From the very start of the Benedictine mission in the southern Tanzania, it was clear that care for the sick was part and parcel of evangelization. It is not surprising, then, that at Ndanda, right from the beginning, the early missionaries were urged to attend to the sick people. In so doing, they believed the message of Christ’s love would reach all people without excluding believers from nonbelievers. The more systematic care for the sick in Ndanda was done by the Benedictine Missionaries Sisters of Tutzing.



This goes as far back as early 1900. Care for the sick included treatment for poisoning, malaria, leprosy, etc. Already before the Second World War, Ndanda had developed a moderately modern hospital of its time due to the efforts of Sr. Theckla Stinnesbeck. In cooperation with the Benedictine Sisters the Ndanda Hospital was completely rebuilt. Now it has 300 beds, new operation facility and a well functioning pharmacy – thanks to our benefactors. Though somewhat overcrowded, it is better equipped than most hospitals in the southern region of Tanzania and functions somehow as a referring hospital for the Lindi and Mtwara regions.


Right:  The hospital has a well established Dental department, thanks to our benefactors.
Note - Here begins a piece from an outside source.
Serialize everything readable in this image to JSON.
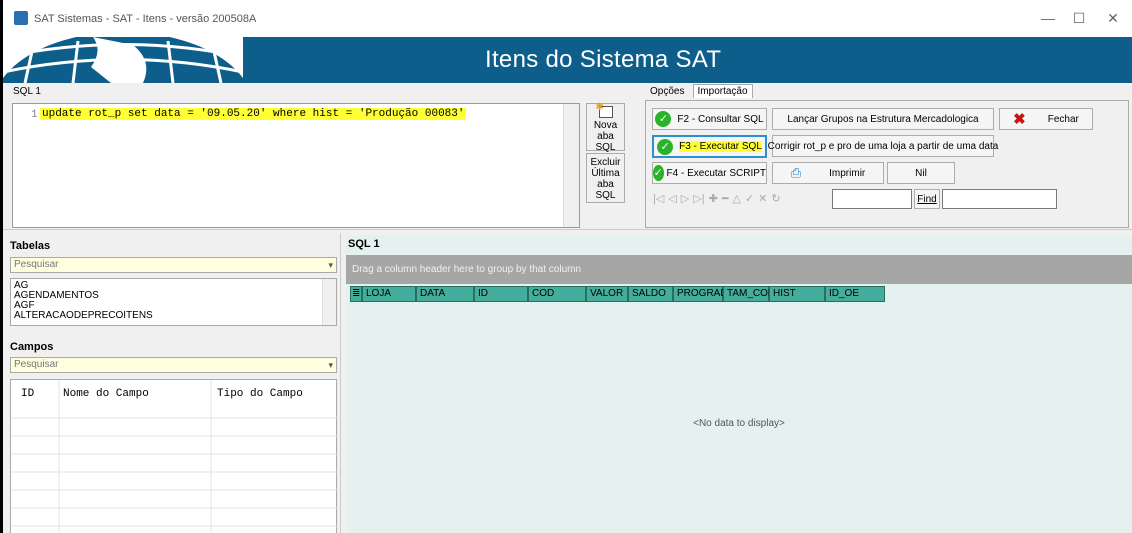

In this picture a dental specialist of the hospital treats one of evercoming patients. 

Left: a midwife Nurse assitant at the hospital welcomes a new born baby to  the world while the baby's mother looks on.




                                                                                                      Hospital's Website or  Humphreys blog.        << Back